The production and drinking of ale can be traced back 4,000 years to the first harvesting of barley. Since then, ale has gone from uniting warrior tribes to becoming an essential element of pub culture.

Ale was produced on a domestic scale throughout the Middle Ages. As a result, an estimated 1 in 5 houses were also informal alehouses (as well as the first pubs and taverns). The selling of ale formed local economic markets within communities, with women as the dominant producers. Whilst today some may regard ale as a luxury product, ale was a staple drink during this period, with the only alternative being contaminated water sources. Preserving ale started during the 15th century through adding hops.

Speculation surrounds the origins of this method; suspects include returning Crusaders from the early 1400s or traders from Flanders. Ale could be produced in larger quantities due to the expansion of investment, machinery and technology during the Industrial Revolution. Major profit making brewers such as George Adlam in Bristol and R.W Andrews in London emerged. However, the quality of ale also suffered during this period. Mass brewers cared little for the taste and texture of the ale.
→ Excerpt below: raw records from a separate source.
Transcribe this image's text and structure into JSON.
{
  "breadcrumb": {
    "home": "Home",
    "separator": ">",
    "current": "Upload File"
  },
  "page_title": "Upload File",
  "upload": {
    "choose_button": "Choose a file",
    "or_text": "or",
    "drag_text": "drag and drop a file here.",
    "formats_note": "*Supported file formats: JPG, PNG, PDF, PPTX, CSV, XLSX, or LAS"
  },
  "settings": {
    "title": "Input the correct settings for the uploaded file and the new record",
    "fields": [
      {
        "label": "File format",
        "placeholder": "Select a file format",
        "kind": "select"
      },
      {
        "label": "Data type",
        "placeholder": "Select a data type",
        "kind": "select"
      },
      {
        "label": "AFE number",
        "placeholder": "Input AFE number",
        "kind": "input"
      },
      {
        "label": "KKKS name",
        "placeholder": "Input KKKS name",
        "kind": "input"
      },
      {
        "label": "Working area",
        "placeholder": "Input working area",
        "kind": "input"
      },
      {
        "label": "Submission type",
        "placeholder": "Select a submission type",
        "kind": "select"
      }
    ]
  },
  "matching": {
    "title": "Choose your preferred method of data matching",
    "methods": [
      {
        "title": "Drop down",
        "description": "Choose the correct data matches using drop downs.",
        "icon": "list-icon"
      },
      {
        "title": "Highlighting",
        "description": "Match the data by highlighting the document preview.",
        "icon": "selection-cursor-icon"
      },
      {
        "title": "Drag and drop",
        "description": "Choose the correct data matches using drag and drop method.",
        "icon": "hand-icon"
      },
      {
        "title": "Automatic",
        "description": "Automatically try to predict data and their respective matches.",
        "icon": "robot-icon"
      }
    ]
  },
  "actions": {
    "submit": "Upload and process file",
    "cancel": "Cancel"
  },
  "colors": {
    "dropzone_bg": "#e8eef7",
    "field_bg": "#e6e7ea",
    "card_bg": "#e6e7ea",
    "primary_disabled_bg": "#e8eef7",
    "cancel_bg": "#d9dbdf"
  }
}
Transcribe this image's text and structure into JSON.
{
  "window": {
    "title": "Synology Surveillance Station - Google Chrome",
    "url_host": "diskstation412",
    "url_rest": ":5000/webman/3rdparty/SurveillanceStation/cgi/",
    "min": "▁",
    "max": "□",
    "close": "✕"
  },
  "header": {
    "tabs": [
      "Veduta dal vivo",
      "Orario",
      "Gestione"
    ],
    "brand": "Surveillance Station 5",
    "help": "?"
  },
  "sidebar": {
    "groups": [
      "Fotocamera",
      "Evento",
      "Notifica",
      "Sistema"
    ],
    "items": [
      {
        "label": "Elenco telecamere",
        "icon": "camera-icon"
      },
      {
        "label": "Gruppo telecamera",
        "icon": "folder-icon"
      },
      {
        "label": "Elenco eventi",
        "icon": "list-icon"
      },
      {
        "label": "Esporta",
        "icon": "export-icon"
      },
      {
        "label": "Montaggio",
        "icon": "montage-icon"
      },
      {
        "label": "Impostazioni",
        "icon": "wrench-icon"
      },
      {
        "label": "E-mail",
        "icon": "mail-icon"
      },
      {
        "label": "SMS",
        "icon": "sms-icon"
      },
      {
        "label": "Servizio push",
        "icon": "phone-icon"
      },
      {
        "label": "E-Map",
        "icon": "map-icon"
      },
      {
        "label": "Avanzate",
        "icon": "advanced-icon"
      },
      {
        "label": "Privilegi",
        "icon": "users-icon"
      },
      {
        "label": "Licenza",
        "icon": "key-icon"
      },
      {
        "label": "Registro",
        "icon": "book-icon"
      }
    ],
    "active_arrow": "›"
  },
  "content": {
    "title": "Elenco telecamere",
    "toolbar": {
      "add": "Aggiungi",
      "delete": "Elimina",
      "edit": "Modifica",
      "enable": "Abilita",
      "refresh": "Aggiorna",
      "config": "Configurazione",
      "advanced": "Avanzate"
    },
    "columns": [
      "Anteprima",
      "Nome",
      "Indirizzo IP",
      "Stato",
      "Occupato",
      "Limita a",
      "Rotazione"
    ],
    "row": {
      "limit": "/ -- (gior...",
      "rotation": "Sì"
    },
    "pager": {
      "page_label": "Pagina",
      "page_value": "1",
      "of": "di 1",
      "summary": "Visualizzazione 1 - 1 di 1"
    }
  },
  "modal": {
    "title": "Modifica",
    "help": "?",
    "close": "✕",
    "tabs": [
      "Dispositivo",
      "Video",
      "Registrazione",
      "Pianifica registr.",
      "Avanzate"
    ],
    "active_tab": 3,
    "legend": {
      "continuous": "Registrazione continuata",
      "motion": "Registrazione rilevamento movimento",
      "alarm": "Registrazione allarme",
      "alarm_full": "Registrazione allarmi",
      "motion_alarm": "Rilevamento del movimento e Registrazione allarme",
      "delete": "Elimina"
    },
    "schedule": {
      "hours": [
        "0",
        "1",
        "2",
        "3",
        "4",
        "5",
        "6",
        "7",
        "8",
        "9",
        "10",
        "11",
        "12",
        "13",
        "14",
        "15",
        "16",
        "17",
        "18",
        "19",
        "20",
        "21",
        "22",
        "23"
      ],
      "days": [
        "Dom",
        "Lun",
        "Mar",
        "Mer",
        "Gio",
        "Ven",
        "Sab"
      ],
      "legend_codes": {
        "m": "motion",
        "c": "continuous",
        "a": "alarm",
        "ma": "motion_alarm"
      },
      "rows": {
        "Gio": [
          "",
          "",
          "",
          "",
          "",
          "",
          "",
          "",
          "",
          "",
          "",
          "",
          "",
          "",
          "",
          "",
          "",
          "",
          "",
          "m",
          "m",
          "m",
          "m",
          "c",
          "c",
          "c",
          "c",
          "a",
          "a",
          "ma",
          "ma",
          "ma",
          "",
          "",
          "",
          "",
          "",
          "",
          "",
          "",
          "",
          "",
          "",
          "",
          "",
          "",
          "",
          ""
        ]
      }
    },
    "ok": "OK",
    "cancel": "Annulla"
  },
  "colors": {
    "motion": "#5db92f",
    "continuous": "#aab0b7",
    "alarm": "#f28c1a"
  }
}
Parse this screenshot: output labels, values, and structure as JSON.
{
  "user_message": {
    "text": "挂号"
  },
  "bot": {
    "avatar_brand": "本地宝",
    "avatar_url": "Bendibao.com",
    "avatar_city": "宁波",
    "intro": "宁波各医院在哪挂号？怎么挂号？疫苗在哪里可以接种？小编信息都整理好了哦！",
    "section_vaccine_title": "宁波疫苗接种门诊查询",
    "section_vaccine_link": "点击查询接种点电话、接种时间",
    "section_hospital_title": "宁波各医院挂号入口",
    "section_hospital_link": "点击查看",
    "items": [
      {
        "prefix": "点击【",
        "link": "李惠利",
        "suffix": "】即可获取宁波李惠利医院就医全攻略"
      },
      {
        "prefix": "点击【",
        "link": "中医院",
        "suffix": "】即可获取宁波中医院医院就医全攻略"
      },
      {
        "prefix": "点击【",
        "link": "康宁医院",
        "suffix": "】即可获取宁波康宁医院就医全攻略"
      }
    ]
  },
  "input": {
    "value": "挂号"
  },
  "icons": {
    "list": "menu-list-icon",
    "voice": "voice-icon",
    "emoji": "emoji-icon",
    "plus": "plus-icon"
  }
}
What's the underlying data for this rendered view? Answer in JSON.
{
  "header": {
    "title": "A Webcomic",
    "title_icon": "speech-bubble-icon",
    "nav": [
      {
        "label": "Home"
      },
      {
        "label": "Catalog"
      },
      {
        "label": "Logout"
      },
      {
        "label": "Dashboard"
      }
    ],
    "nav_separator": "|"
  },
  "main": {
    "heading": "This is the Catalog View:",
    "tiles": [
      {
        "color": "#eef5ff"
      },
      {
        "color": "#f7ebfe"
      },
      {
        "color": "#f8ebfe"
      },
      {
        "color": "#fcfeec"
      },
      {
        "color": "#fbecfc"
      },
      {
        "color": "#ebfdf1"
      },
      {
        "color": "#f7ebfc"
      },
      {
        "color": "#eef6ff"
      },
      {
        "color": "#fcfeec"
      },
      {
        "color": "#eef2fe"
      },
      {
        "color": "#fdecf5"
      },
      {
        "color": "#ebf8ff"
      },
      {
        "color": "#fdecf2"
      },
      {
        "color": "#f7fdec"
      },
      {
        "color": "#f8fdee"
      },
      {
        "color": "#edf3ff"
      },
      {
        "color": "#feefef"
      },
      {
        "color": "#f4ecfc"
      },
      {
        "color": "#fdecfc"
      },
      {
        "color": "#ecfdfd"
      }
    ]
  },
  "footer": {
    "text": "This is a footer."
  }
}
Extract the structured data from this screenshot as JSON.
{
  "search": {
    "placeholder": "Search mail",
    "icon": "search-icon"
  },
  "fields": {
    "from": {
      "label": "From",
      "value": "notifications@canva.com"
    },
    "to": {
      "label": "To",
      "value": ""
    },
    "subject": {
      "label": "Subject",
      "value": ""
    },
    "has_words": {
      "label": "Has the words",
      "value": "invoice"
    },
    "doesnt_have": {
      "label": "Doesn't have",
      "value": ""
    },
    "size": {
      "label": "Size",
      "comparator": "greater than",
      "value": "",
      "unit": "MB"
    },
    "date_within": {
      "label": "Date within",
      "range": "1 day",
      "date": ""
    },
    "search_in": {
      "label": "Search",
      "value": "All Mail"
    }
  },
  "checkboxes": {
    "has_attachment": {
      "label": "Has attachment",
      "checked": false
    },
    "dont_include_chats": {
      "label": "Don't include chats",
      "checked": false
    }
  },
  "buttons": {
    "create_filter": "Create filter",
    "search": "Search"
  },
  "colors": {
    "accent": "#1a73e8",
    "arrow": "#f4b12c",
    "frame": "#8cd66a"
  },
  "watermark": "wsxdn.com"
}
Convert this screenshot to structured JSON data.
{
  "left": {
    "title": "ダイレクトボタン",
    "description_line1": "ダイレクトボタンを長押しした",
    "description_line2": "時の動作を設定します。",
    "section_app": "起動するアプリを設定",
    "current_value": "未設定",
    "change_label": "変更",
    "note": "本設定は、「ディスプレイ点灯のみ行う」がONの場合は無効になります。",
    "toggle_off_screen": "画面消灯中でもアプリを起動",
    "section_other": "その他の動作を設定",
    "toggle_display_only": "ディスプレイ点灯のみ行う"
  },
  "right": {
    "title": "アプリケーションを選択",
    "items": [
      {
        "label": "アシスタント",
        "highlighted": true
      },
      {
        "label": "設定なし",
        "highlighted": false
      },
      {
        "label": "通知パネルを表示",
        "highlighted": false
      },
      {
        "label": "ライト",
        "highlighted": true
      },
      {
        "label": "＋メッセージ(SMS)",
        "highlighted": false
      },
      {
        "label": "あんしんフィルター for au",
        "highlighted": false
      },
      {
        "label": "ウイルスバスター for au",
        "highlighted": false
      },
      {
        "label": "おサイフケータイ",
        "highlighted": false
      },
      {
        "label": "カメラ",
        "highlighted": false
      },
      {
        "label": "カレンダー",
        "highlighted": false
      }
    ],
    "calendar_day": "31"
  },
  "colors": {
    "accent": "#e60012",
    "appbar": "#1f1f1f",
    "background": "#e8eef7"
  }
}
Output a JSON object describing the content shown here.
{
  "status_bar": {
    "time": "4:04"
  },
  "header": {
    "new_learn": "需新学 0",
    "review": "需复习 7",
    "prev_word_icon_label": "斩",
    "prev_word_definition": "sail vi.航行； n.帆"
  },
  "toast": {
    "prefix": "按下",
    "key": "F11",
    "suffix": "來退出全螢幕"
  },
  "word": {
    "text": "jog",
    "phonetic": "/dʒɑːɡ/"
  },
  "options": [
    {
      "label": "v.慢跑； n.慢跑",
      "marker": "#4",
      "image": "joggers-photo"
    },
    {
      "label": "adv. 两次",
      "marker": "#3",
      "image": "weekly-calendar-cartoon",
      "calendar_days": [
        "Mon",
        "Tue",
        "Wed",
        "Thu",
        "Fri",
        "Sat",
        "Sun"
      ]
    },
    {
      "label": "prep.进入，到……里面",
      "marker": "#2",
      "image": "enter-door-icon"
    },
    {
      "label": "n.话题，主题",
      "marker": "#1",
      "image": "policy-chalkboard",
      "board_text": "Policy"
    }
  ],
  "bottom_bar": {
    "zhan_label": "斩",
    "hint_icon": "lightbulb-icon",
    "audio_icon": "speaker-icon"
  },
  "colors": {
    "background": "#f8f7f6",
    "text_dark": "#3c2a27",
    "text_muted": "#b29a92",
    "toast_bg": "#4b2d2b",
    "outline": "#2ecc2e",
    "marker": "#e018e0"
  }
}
Instead, they chose to increase profits through preserving ale in bottles (causing a loss of taste quality) and reducing the volume by injecting Carbon Dioxide (producing a frothier drink).
During the last 40 years there has been something of an ale revolution- the introduction of ‘Real’ ale. The ‘Campaign for Real Ale’ (CAMRA) has been at the forefront of this. Valuing secondary fermentation in the kegs and the use of natural ingredients, they argue for the importance of micro-breweries. It is this resurgence in the quality of ale that has made it so vital to British pub culture.